This may admittedly make it more challenging for someone to restore their health back to normal using natural treatment methods. Many of these herbs really do work wonders, and can greatly accelerate the recovery process. However, there are many other factors important to one’s recovery, so most pregnant women can still have their health restored, although it might take longer to accomplish this.
Is It Best To Wait Until After Pregnancy To Begin A Natural Treatment Protocol?
As for whether pregnant women should wait until after they’re pregnant before beginning a natural treatment protocol, this obviously is something that only they can decide to do. If they plan on breastfeeding after giving birth, then they still may not be able to take certain herbs. On the other hand, if they don’t plan on breastfeeding then it might be a good idea to begin such a protocol immediately after giving birth.
The best approach is to begin a natural treatment protocol before becoming pregnant. Obviously this doesn’t apply to someone who is already pregnant. But for any woman with hypothyroidism or hyperthyroidism who isn’t pregnant and would like to restore their health through natural treatment methods, it’s a good idea to begin such a protocol before conception takes place. This also will help to create a healthier environment for the baby.

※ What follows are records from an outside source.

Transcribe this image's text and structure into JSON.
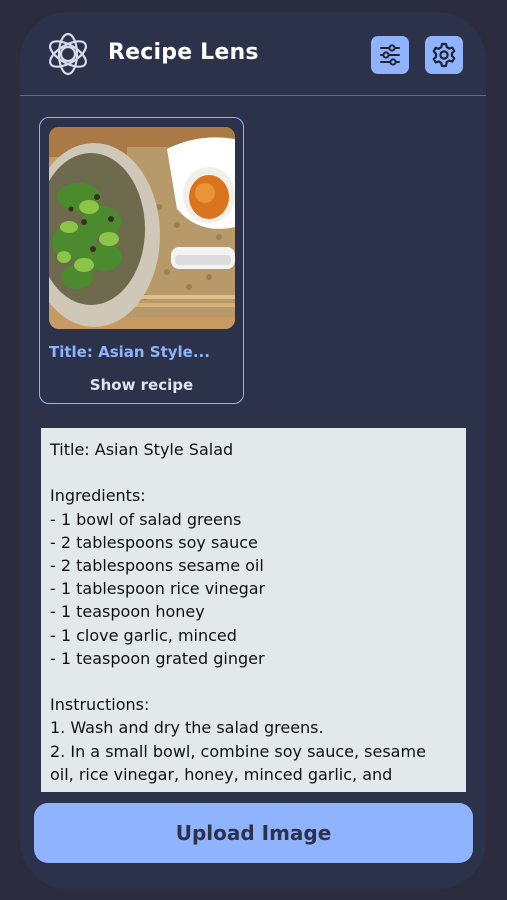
{
  "header": {
    "logo_icon": "openai-knot-icon",
    "app_title": "Recipe Lens",
    "filter_icon": "sliders-icon",
    "settings_icon": "gear-icon"
  },
  "card": {
    "image_desc": "salad-plate-photo",
    "title": "Title: Asian Style...",
    "show_recipe_label": "Show recipe"
  },
  "recipe": {
    "lines": [
      "Title: Asian Style Salad",
      "",
      "Ingredients:",
      "- 1 bowl of salad greens",
      "- 2 tablespoons soy sauce",
      "- 2 tablespoons sesame oil",
      "- 1 tablespoon rice vinegar",
      "- 1 teaspoon honey",
      "- 1 clove garlic, minced",
      "- 1 teaspoon grated ginger",
      "",
      "Instructions:",
      "1. Wash and dry the salad greens.",
      "2. In a small bowl, combine soy sauce, sesame",
      "oil, rice vinegar, honey, minced garlic, and"
    ]
  },
  "upload_button": {
    "label": "Upload Image"
  },
  "colors": {
    "background": "#2b3249",
    "accent": "#8fb3ff",
    "recipe_panel": "#e3e8ea"
  }
}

In summary, pregnant women are able to follow a natural treatment protocol, but there most likely will be certain restrictions regarding supplements and/or herbs they can take. In addition, it’s unwise for a pregnant woman (or anyone else for that matter) to abruptly stop taking their thyroid medication. If you’re pregnant, have hypothyroidism or hyperthyroidism, and are looking to restore your health back to normal naturally, then your best bet is to consult with a competent natural endocrine doctor to help you with this. Trying to self-treat your condition is definitely unwise, and might affect the health of your baby.